§ **EXERCISE DESCRIPTION**
Word for word, restate every line of the listing that follows.

BEGIN

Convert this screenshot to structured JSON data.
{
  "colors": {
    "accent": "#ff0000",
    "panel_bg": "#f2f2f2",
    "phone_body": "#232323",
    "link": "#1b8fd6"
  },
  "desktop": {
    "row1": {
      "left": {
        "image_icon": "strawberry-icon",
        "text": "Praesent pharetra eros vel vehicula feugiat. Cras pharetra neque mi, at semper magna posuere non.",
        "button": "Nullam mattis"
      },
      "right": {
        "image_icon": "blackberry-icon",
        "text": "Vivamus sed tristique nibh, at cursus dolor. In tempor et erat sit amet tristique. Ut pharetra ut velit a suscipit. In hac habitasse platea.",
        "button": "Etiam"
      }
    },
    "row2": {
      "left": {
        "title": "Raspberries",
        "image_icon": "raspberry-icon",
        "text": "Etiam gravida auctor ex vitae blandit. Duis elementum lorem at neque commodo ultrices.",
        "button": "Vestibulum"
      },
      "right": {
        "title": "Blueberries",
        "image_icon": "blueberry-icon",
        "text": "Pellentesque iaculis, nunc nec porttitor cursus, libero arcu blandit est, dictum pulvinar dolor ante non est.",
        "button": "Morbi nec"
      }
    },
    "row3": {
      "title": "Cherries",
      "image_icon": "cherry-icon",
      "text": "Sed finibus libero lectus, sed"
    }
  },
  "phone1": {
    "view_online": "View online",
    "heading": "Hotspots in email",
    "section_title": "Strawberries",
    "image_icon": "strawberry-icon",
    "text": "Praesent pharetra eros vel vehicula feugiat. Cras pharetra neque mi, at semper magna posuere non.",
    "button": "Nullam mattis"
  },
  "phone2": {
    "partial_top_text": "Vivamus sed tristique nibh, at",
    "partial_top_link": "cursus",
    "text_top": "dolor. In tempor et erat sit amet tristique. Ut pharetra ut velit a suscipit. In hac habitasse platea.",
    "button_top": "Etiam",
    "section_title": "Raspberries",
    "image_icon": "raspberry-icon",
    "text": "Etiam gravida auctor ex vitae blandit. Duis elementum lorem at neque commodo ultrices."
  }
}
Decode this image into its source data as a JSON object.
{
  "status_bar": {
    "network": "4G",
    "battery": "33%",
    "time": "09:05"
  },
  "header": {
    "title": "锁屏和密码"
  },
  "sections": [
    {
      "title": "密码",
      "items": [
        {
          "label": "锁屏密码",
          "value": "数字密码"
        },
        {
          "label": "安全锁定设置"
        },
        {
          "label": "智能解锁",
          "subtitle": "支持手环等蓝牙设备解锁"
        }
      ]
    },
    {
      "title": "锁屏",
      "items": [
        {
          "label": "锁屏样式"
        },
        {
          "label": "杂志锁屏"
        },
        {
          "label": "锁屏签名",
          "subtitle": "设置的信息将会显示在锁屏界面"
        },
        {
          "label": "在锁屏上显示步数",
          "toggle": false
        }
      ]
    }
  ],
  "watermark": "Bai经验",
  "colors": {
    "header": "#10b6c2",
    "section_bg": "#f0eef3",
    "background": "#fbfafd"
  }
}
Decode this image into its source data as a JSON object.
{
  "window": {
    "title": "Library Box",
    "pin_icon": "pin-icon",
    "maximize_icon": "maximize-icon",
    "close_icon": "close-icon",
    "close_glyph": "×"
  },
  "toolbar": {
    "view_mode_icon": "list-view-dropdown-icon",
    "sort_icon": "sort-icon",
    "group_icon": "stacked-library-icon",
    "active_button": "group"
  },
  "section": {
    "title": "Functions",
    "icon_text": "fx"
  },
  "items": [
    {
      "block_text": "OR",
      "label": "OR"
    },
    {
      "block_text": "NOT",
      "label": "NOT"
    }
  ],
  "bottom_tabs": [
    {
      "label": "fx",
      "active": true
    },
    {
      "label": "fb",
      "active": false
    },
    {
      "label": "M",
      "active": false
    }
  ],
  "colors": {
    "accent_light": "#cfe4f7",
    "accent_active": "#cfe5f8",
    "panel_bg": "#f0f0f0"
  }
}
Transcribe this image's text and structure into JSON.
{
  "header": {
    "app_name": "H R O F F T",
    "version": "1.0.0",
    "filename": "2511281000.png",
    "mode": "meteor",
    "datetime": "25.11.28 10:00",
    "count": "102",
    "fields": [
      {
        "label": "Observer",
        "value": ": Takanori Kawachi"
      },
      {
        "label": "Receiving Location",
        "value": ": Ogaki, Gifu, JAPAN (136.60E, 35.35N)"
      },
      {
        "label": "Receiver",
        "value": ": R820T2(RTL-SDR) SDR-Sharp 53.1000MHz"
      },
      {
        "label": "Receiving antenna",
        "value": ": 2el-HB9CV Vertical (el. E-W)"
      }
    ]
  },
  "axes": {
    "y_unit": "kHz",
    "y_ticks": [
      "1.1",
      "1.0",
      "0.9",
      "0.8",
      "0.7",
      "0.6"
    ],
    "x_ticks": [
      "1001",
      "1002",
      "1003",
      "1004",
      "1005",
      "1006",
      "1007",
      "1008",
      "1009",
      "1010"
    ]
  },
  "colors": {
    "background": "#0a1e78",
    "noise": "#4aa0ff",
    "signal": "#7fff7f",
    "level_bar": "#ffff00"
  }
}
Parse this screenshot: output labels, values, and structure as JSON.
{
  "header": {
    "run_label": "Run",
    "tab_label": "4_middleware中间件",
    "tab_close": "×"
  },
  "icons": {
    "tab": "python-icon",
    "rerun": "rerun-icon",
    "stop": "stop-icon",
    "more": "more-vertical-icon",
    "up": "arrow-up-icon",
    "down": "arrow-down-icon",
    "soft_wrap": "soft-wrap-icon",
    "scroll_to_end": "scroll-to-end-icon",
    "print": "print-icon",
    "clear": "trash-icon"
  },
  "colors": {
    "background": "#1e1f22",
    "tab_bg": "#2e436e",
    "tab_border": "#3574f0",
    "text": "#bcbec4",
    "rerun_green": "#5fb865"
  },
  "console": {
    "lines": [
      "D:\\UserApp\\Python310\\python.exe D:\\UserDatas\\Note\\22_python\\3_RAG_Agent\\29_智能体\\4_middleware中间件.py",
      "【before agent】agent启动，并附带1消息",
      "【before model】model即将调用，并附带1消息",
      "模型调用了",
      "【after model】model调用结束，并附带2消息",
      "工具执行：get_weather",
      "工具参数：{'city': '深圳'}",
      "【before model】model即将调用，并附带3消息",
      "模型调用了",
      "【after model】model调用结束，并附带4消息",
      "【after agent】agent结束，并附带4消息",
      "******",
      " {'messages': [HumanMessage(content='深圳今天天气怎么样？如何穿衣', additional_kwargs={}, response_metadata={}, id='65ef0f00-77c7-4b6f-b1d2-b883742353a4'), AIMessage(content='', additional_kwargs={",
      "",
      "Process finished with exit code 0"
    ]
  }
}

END

§ **TASK RESPONSE**
Convert this screenshot to structured JSON data.
{
  "colors": {
    "accent": "#ff0000",
    "panel_bg": "#f2f2f2",
    "phone_body": "#232323",
    "link": "#1b8fd6"
  },
  "desktop": {
    "row1": {
      "left": {
        "image_icon": "strawberry-icon",
        "text": "Praesent pharetra eros vel vehicula feugiat. Cras pharetra neque mi, at semper magna posuere non.",
        "button": "Nullam mattis"
      },
      "right": {
        "image_icon": "blackberry-icon",
        "text": "Vivamus sed tristique nibh, at cursus dolor. In tempor et erat sit amet tristique. Ut pharetra ut velit a suscipit. In hac habitasse platea.",
        "button": "Etiam"
      }
    },
    "row2": {
      "left": {
        "title": "Raspberries",
        "image_icon": "raspberry-icon",
        "text": "Etiam gravida auctor ex vitae blandit. Duis elementum lorem at neque commodo ultrices.",
        "button": "Vestibulum"
      },
      "right": {
        "title": "Blueberries",
        "image_icon": "blueberry-icon",
        "text": "Pellentesque iaculis, nunc nec porttitor cursus, libero arcu blandit est, dictum pulvinar dolor ante non est.",
        "button": "Morbi nec"
      }
    },
    "row3": {
      "title": "Cherries",
      "image_icon": "cherry-icon",
      "text": "Sed finibus libero lectus, sed"
    }
  },
  "phone1": {
    "view_online": "View online",
    "heading": "Hotspots in email",
    "section_title": "Strawberries",
    "image_icon": "strawberry-icon",
    "text": "Praesent pharetra eros vel vehicula feugiat. Cras pharetra neque mi, at semper magna posuere non.",
    "button": "Nullam mattis"
  },
  "phone2": {
    "partial_top_text": "Vivamus sed tristique nibh, at",
    "partial_top_link": "cursus",
    "text_top": "dolor. In tempor et erat sit amet tristique. Ut pharetra ut velit a suscipit. In hac habitasse platea.",
    "button_top": "Etiam",
    "section_title": "Raspberries",
    "image_icon": "raspberry-icon",
    "text": "Etiam gravida auctor ex vitae blandit. Duis elementum lorem at neque commodo ultrices."
  }
}
Decode this image into its source data as a JSON object.
{
  "status_bar": {
    "network": "4G",
    "battery": "33%",
    "time": "09:05"
  },
  "header": {
    "title": "锁屏和密码"
  },
  "sections": [
    {
      "title": "密码",
      "items": [
        {
          "label": "锁屏密码",
          "value": "数字密码"
        },
        {
          "label": "安全锁定设置"
        },
        {
          "label": "智能解锁",
          "subtitle": "支持手环等蓝牙设备解锁"
        }
      ]
    },
    {
      "title": "锁屏",
      "items": [
        {
          "label": "锁屏样式"
        },
        {
          "label": "杂志锁屏"
        },
        {
          "label": "锁屏签名",
          "subtitle": "设置的信息将会显示在锁屏界面"
        },
        {
          "label": "在锁屏上显示步数",
          "toggle": false
        }
      ]
    }
  ],
  "watermark": "Bai经验",
  "colors": {
    "header": "#10b6c2",
    "section_bg": "#f0eef3",
    "background": "#fbfafd"
  }
}
Decode this image into its source data as a JSON object.
{
  "window": {
    "title": "Library Box",
    "pin_icon": "pin-icon",
    "maximize_icon": "maximize-icon",
    "close_icon": "close-icon",
    "close_glyph": "×"
  },
  "toolbar": {
    "view_mode_icon": "list-view-dropdown-icon",
    "sort_icon": "sort-icon",
    "group_icon": "stacked-library-icon",
    "active_button": "group"
  },
  "section": {
    "title": "Functions",
    "icon_text": "fx"
  },
  "items": [
    {
      "block_text": "OR",
      "label": "OR"
    },
    {
      "block_text": "NOT",
      "label": "NOT"
    }
  ],
  "bottom_tabs": [
    {
      "label": "fx",
      "active": true
    },
    {
      "label": "fb",
      "active": false
    },
    {
      "label": "M",
      "active": false
    }
  ],
  "colors": {
    "accent_light": "#cfe4f7",
    "accent_active": "#cfe5f8",
    "panel_bg": "#f0f0f0"
  }
}
Transcribe this image's text and structure into JSON.
{
  "header": {
    "app_name": "H R O F F T",
    "version": "1.0.0",
    "filename": "2511281000.png",
    "mode": "meteor",
    "datetime": "25.11.28 10:00",
    "count": "102",
    "fields": [
      {
        "label": "Observer",
        "value": ": Takanori Kawachi"
      },
      {
        "label": "Receiving Location",
        "value": ": Ogaki, Gifu, JAPAN (136.60E, 35.35N)"
      },
      {
        "label": "Receiver",
        "value": ": R820T2(RTL-SDR) SDR-Sharp 53.1000MHz"
      },
      {
        "label": "Receiving antenna",
        "value": ": 2el-HB9CV Vertical (el. E-W)"
      }
    ]
  },
  "axes": {
    "y_unit": "kHz",
    "y_ticks": [
      "1.1",
      "1.0",
      "0.9",
      "0.8",
      "0.7",
      "0.6"
    ],
    "x_ticks": [
      "1001",
      "1002",
      "1003",
      "1004",
      "1005",
      "1006",
      "1007",
      "1008",
      "1009",
      "1010"
    ]
  },
  "colors": {
    "background": "#0a1e78",
    "noise": "#4aa0ff",
    "signal": "#7fff7f",
    "level_bar": "#ffff00"
  }
}
Parse this screenshot: output labels, values, and structure as JSON.
{
  "header": {
    "run_label": "Run",
    "tab_label": "4_middleware中间件",
    "tab_close": "×"
  },
  "icons": {
    "tab": "python-icon",
    "rerun": "rerun-icon",
    "stop": "stop-icon",
    "more": "more-vertical-icon",
    "up": "arrow-up-icon",
    "down": "arrow-down-icon",
    "soft_wrap": "soft-wrap-icon",
    "scroll_to_end": "scroll-to-end-icon",
    "print": "print-icon",
    "clear": "trash-icon"
  },
  "colors": {
    "background": "#1e1f22",
    "tab_bg": "#2e436e",
    "tab_border": "#3574f0",
    "text": "#bcbec4",
    "rerun_green": "#5fb865"
  },
  "console": {
    "lines": [
      "D:\\UserApp\\Python310\\python.exe D:\\UserDatas\\Note\\22_python\\3_RAG_Agent\\29_智能体\\4_middleware中间件.py",
      "【before agent】agent启动，并附带1消息",
      "【before model】model即将调用，并附带1消息",
      "模型调用了",
      "【after model】model调用结束，并附带2消息",
      "工具执行：get_weather",
      "工具参数：{'city': '深圳'}",
      "【before model】model即将调用，并附带3消息",
      "模型调用了",
      "【after model】model调用结束，并附带4消息",
      "【after agent】agent结束，并附带4消息",
      "******",
      " {'messages': [HumanMessage(content='深圳今天天气怎么样？如何穿衣', additional_kwargs={}, response_metadata={}, id='65ef0f00-77c7-4b6f-b1d2-b883742353a4'), AIMessage(content='', additional_kwargs={",
      "",
      "Process finished with exit code 0"
    ]
  }
}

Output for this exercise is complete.